Showdown in Zagreb

Regierungsviertel Zagreb

Regierungsviertel Zagreb


On March 15, President Zoran Milanović shocked the Croatian public twice: firstly, when he postponed the parliamentary elections to April 17, a Wednesday. Just hours later, the president lashed out against the corruption practices of the permanently ruling HDZ and announced - still as a president - his candidacy as prime minister in a "government of national salvation".

Milanović's speech was, typical for him, laced with insults against Prime Minister Andrej Plenković and the national-conservative government, which he leads. Observers were particularly intrigued by the announcement that the (still) president only wanted to step down from the office of president after a "certain election victory" and then be immediately elected as prime minister.

President Milanović himself was Prime Minister of Croatia from 2011-2015 and in 2016 lost what he thought was a certain election victory against Andrej Plenković, who was only a moderately well known MEP at the time. This means that the parliamentary election will also be a stage on which two Croatian power politicians settle accounts with each other: According to insiders, their rivalry goes back over thirty years, when both joined Croatia's newly established diplomatic service after Croatian independence.

Developments after Milanović's tirade

The president's surprise announcement sent the Croatian political scene into a tizzy. Ostensibly, this increases the chances of an electoral alliance of left-of-center opposition parties including the social democratic presidential party SDP, as many voters appreciate the direct manner of their president - in all polls, the populist is by far the most popular politician in the country. And indeed, anger against the permanently governing HDZ is growing among the population, not only on the left but also on the right of the political spectrum. Between now and election day, the main task for the opposition is to convince citizens to go to the ballot box.

Three days after the President's questionable - and legally controversial - appearance, the Constitutional Court issued its first ruling on the President's remarks. And it was a tough one: Milanović may not run for a seat in parliament as President of the Republic, participate in the election campaign or be considered by individual parties as a possible candidate for the position of head of government. It is therefore to be feared that Milanović has made himself the main topic of the election campaign with his blustering instead of addressing the government's corruption as planned.

The course of the election campaign will show whether Croatian voters have had enough of the HDZ and Prime Minister Plenković. But, whether Milanović of all people, should he somehow become prime minister, will be able to steer the boat into calmer waters is another matter. The fundamental decision between two alpha males, and not the discussion of substantive issues, could determine not only the outcome of the parliamentary elections on 17 April, but also that of the European elections on 9 June and the presidential elections in December.

The outlook: bright to cloudy

According to the latest polls, the national-conservative HDZ would receive around 25-30% of the vote, the social-democratic SDP 20-25%. They are joined by three very different parties whose performance could tip the scales: the right-wing populist "Most" ("Bridge"), the green party "Možemo!" ("We can do it!") and the xenophobic "Domovinski pokret" ("Homeland Movement"). All of them are around eight percentage points ahead of the election, but all fear being crushed in a duel between president and prime minister.
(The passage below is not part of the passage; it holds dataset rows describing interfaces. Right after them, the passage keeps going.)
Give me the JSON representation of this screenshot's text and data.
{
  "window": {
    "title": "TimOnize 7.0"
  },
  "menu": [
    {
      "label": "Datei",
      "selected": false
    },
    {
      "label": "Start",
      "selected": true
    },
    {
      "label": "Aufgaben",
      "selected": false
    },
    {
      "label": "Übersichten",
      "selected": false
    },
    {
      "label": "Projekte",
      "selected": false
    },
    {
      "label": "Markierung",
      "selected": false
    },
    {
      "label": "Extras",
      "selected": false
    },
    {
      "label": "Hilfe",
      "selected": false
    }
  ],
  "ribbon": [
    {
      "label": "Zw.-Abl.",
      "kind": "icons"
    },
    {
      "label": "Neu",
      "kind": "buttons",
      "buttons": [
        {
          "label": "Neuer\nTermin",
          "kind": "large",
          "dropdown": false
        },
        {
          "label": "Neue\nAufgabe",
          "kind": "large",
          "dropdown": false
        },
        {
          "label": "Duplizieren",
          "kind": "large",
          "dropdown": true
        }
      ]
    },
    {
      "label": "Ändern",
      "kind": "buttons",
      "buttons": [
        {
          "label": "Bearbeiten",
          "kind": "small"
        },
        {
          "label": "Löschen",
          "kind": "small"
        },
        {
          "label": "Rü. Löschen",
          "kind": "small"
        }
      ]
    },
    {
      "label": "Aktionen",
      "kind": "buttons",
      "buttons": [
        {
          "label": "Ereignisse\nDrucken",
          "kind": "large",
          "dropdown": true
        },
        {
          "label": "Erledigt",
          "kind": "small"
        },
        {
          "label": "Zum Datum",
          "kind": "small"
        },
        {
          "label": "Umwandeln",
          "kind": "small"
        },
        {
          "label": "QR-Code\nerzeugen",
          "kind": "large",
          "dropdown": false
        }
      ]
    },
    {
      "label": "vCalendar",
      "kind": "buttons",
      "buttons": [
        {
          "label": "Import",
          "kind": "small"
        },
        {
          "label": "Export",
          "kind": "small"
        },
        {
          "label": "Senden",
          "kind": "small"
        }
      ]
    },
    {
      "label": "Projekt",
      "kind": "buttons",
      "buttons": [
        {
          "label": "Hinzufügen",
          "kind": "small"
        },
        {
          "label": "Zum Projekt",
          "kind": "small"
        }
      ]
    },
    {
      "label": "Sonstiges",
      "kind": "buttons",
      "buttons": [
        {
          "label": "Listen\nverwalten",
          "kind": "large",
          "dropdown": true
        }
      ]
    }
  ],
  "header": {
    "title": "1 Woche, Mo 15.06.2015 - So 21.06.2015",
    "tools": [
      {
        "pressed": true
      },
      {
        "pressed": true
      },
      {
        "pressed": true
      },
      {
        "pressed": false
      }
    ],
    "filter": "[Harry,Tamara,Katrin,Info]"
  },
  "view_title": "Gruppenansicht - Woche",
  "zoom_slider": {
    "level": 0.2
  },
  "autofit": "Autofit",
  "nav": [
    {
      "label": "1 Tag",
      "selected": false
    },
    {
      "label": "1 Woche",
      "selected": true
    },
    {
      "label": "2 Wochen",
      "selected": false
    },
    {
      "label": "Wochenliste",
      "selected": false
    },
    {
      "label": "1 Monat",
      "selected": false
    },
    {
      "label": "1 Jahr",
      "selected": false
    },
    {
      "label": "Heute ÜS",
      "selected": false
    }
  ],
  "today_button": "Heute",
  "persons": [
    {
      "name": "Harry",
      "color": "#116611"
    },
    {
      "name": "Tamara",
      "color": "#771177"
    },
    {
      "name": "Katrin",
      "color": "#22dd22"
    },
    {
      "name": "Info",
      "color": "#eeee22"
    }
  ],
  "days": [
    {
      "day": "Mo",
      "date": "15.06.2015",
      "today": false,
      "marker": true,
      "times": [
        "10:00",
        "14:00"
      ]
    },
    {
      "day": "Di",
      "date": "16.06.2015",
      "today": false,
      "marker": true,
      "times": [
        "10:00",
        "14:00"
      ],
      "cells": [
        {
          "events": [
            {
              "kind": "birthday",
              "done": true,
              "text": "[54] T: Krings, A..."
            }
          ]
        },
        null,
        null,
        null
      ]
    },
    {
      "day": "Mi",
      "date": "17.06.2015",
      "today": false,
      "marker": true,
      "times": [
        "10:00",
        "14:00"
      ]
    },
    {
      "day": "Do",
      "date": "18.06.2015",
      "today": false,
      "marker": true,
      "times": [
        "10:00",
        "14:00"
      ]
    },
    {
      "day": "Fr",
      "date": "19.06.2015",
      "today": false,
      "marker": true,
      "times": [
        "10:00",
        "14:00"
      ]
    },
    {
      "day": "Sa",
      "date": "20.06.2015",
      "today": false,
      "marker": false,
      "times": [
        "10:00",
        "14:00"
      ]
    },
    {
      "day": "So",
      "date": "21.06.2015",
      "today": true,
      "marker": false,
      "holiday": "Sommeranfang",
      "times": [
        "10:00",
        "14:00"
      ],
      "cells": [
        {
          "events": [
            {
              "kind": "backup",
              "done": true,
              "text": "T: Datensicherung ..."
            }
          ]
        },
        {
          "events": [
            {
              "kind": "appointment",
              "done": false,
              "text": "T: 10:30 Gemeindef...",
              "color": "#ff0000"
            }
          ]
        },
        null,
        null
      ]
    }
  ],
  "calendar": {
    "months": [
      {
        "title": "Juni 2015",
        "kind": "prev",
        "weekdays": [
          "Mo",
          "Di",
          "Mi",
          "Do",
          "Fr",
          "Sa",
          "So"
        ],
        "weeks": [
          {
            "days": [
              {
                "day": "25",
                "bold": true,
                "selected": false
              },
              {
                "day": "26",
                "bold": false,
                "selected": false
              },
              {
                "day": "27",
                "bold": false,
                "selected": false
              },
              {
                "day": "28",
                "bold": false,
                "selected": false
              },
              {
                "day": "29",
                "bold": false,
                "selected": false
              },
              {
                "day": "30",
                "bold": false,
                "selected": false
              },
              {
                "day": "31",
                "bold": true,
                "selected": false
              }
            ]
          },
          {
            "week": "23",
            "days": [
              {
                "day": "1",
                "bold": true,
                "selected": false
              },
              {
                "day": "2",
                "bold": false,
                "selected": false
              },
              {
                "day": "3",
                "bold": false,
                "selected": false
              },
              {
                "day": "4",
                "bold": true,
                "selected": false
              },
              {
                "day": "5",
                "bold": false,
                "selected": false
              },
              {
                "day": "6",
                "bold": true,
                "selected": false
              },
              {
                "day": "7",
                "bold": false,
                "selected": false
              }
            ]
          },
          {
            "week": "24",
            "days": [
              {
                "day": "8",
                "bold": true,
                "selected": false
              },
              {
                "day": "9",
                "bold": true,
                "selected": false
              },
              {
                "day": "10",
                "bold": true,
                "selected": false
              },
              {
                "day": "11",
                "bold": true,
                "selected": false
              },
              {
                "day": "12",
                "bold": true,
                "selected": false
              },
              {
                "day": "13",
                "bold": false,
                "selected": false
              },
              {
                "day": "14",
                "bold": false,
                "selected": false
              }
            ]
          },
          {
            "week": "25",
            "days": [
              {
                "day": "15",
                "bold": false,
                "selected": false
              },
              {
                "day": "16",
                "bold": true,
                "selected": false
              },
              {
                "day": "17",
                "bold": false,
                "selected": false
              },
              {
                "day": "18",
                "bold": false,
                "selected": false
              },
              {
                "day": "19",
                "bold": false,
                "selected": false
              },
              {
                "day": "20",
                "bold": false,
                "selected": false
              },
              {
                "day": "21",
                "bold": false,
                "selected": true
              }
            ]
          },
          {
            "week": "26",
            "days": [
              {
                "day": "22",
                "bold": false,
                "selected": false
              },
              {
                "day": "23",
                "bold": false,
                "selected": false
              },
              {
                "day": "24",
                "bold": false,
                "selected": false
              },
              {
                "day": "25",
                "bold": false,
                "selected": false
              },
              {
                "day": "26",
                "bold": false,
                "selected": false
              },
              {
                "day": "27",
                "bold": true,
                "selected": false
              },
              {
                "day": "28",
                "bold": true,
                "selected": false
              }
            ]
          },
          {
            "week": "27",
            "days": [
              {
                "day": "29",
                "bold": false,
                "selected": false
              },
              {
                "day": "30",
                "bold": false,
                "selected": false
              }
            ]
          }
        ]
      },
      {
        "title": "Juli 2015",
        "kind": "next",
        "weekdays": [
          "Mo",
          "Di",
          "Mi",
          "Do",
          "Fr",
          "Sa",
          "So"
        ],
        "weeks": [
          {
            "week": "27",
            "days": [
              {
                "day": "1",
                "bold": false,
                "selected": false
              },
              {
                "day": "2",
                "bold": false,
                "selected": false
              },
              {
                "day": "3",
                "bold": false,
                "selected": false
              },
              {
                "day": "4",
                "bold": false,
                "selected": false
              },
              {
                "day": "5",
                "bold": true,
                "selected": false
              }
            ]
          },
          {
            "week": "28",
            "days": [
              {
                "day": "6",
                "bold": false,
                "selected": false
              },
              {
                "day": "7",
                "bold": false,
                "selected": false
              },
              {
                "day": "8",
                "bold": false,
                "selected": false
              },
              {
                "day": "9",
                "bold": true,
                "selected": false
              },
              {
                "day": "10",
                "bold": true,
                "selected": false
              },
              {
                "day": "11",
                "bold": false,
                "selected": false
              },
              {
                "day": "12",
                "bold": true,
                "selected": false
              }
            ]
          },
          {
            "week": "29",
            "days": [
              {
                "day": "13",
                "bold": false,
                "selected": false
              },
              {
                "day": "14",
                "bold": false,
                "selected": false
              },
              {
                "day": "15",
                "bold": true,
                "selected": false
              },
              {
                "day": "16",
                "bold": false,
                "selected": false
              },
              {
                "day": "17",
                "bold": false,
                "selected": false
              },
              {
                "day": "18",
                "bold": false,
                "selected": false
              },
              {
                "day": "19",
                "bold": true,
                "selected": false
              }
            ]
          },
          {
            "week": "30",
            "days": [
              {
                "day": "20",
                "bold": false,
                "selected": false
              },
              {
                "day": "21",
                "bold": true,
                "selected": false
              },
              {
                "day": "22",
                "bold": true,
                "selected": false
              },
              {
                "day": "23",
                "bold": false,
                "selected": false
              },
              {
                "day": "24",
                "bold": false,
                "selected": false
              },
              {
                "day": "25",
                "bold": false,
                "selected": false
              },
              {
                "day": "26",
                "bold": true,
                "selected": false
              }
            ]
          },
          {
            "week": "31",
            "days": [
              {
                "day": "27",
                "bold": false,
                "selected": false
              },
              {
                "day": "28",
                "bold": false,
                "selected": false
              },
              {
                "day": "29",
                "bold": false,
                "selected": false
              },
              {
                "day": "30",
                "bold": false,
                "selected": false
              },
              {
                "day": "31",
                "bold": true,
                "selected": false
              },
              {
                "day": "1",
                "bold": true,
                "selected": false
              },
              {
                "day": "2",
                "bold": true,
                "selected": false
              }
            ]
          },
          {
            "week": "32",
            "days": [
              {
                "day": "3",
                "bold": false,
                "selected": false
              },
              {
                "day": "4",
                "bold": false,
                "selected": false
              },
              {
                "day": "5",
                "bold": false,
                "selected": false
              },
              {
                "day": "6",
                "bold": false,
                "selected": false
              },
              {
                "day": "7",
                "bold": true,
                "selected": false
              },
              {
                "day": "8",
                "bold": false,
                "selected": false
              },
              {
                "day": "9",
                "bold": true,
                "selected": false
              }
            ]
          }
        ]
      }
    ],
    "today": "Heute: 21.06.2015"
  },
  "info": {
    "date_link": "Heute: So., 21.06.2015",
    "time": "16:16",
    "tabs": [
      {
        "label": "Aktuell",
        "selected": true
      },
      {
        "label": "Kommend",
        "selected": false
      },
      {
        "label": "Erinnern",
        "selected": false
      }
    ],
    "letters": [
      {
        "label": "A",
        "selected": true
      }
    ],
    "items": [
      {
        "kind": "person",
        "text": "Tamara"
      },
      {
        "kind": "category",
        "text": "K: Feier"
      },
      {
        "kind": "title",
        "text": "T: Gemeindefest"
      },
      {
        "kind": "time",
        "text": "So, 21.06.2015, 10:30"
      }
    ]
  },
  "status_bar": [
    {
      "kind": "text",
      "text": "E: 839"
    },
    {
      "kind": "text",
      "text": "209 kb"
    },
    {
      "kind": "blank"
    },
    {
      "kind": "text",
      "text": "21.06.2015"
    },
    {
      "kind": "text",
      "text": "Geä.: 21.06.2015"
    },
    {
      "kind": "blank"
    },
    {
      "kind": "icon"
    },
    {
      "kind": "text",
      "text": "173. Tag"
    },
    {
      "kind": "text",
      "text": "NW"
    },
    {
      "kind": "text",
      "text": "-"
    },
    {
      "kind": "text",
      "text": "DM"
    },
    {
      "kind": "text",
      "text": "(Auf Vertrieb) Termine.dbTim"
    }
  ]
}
However, all three parties are united by great animosity towards the HDZ, albeit from completely different ideological directions.

Despite all this, President Milanović believes that he will be able to perform a balancing act between his social democratic SDP, the Greens of "Možemo" and the far right in order to oust the HDZ and its incumbent Prime Minister Plenković from power. However, it is unclear exactly how these very different parties will govern together. Quite the populist that he is, President Milanović quoted a well-known Croatian song lyric, according to which "in spring the rivers of justice shall flow again".

Despite a favorable economic development, the HDZ repeatedly found itself on the defensive during the legislative period, mainly due to the corruption issues. Since Plenković took office as prime minister, around thirty ministers have had to resign from their posts, in the vast majority of cases due to corruption. Two "blunders" by Plenković recently reinforced the negative public impression: firstly, a judge with proven links to the criminal milieu was elected Attorney General with HDZ votes. Shortly after this incident, Prime Minister Plenković got into a dispute with the European Public Prosecutor's Office (EPPO), which he had denied the authority to investigate the alleged misappropriation of European funds in Croatia - thus damaging his reputation among his European partners.

And the liberals?

Unfortunately, Croatia's various liberal parties are also appearing in different camps in these elections: the Istrian IDS and the "Focus" party formed their own pre-election coalition with smaller centrist parties, while the "Centar" party, which is strong in Dalmatia, is part of a coalition led by the SDP. The liberal-conservative HSLS, in turn, agreed to form a coalition with the HDZ, as it did in 2016 and 2020. It is to be feared that the liberals will not be able to sharpen any of their various profiles in this way.

It would be considered a success if the still young Croatian democracy were to overcome its teething troubles - this year in the form of a highly polarizing campaign and an errant president who does not respect the constitution. This would not only secure Croatia's future as a reasonably stable EU member, but also lay the foundations for a more productive role for the country in the accession negotiations with the other Western Balkan states.